*Task prompt*: In the material below, write out each line word for word and omit the pictures.

*Material shown*:

_ _ _ _

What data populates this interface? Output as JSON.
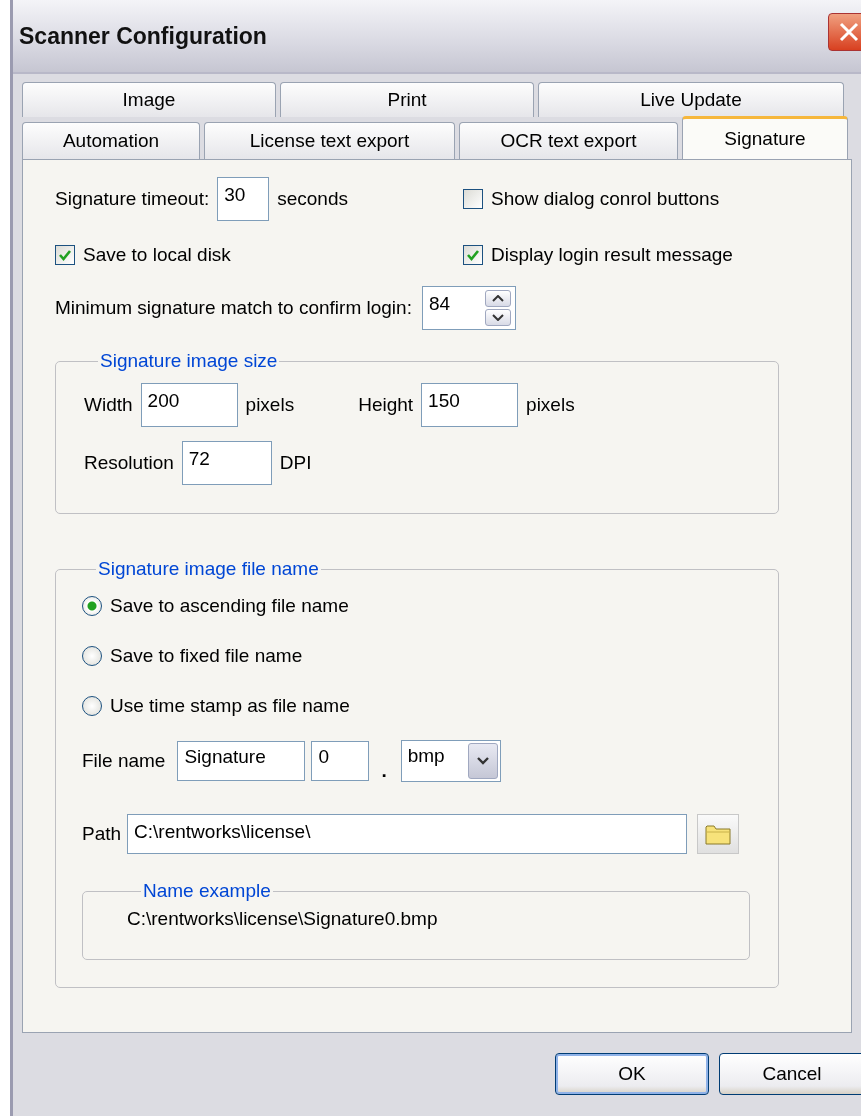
{
  "window": {
    "title": "Scanner Configuration"
  },
  "tab_rows": [
    {
      "tabs": [
        {
          "label": "Image",
          "selected": false
        },
        {
          "label": "Print",
          "selected": false
        },
        {
          "label": "Live Update",
          "selected": false
        }
      ]
    },
    {
      "tabs": [
        {
          "label": "Automation",
          "selected": false
        },
        {
          "label": "License text export",
          "selected": false
        },
        {
          "label": "OCR text export",
          "selected": false
        },
        {
          "label": "Signature",
          "selected": true
        }
      ]
    }
  ],
  "options": [
    {
      "kind": "number",
      "label": "Signature timeout:",
      "value": "30",
      "unit": "seconds"
    },
    {
      "kind": "checkbox",
      "label": "Show dialog conrol buttons",
      "checked": false
    },
    {
      "kind": "checkbox",
      "label": "Save to local disk",
      "checked": true
    },
    {
      "kind": "checkbox",
      "label": "Display login result message",
      "checked": true
    }
  ],
  "match": {
    "label": "Minimum signature match to confirm login:",
    "value": "84"
  },
  "image_size": {
    "legend": "Signature image size",
    "fields": [
      {
        "label": "Width",
        "value": "200",
        "unit": "pixels"
      },
      {
        "label": "Height",
        "value": "150",
        "unit": "pixels"
      },
      {
        "label": "Resolution",
        "value": "72",
        "unit": "DPI"
      }
    ]
  },
  "file_name_group": {
    "legend": "Signature image file name",
    "radios": [
      {
        "label": "Save to ascending file name",
        "selected": true
      },
      {
        "label": "Save to fixed file name",
        "selected": false
      },
      {
        "label": "Use time stamp as file  name",
        "selected": false
      }
    ],
    "file_name": {
      "label": "File name",
      "base": "Signature",
      "counter": "0",
      "separator": ".",
      "extension": "bmp"
    },
    "path": {
      "label": "Path",
      "value": "C:\\rentworks\\license\\"
    },
    "example": {
      "legend": "Name example",
      "text": "C:\\rentworks\\license\\Signature0.bmp"
    }
  },
  "buttons": [
    {
      "label": "OK",
      "default": true
    },
    {
      "label": "Cancel",
      "default": false
    }
  ]
}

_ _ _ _

*Task output*:
What data populates this interface? Output as JSON.
{
  "window": {
    "title": "Scanner Configuration"
  },
  "tab_rows": [
    {
      "tabs": [
        {
          "label": "Image",
          "selected": false
        },
        {
          "label": "Print",
          "selected": false
        },
        {
          "label": "Live Update",
          "selected": false
        }
      ]
    },
    {
      "tabs": [
        {
          "label": "Automation",
          "selected": false
        },
        {
          "label": "License text export",
          "selected": false
        },
        {
          "label": "OCR text export",
          "selected": false
        },
        {
          "label": "Signature",
          "selected": true
        }
      ]
    }
  ],
  "options": [
    {
      "kind": "number",
      "label": "Signature timeout:",
      "value": "30",
      "unit": "seconds"
    },
    {
      "kind": "checkbox",
      "label": "Show dialog conrol buttons",
      "checked": false
    },
    {
      "kind": "checkbox",
      "label": "Save to local disk",
      "checked": true
    },
    {
      "kind": "checkbox",
      "label": "Display login result message",
      "checked": true
    }
  ],
  "match": {
    "label": "Minimum signature match to confirm login:",
    "value": "84"
  },
  "image_size": {
    "legend": "Signature image size",
    "fields": [
      {
        "label": "Width",
        "value": "200",
        "unit": "pixels"
      },
      {
        "label": "Height",
        "value": "150",
        "unit": "pixels"
      },
      {
        "label": "Resolution",
        "value": "72",
        "unit": "DPI"
      }
    ]
  },
  "file_name_group": {
    "legend": "Signature image file name",
    "radios": [
      {
        "label": "Save to ascending file name",
        "selected": true
      },
      {
        "label": "Save to fixed file name",
        "selected": false
      },
      {
        "label": "Use time stamp as file  name",
        "selected": false
      }
    ],
    "file_name": {
      "label": "File name",
      "base": "Signature",
      "counter": "0",
      "separator": ".",
      "extension": "bmp"
    },
    "path": {
      "label": "Path",
      "value": "C:\\rentworks\\license\\"
    },
    "example": {
      "legend": "Name example",
      "text": "C:\\rentworks\\license\\Signature0.bmp"
    }
  },
  "buttons": [
    {
      "label": "OK",
      "default": true
    },
    {
      "label": "Cancel",
      "default": false
    }
  ]
}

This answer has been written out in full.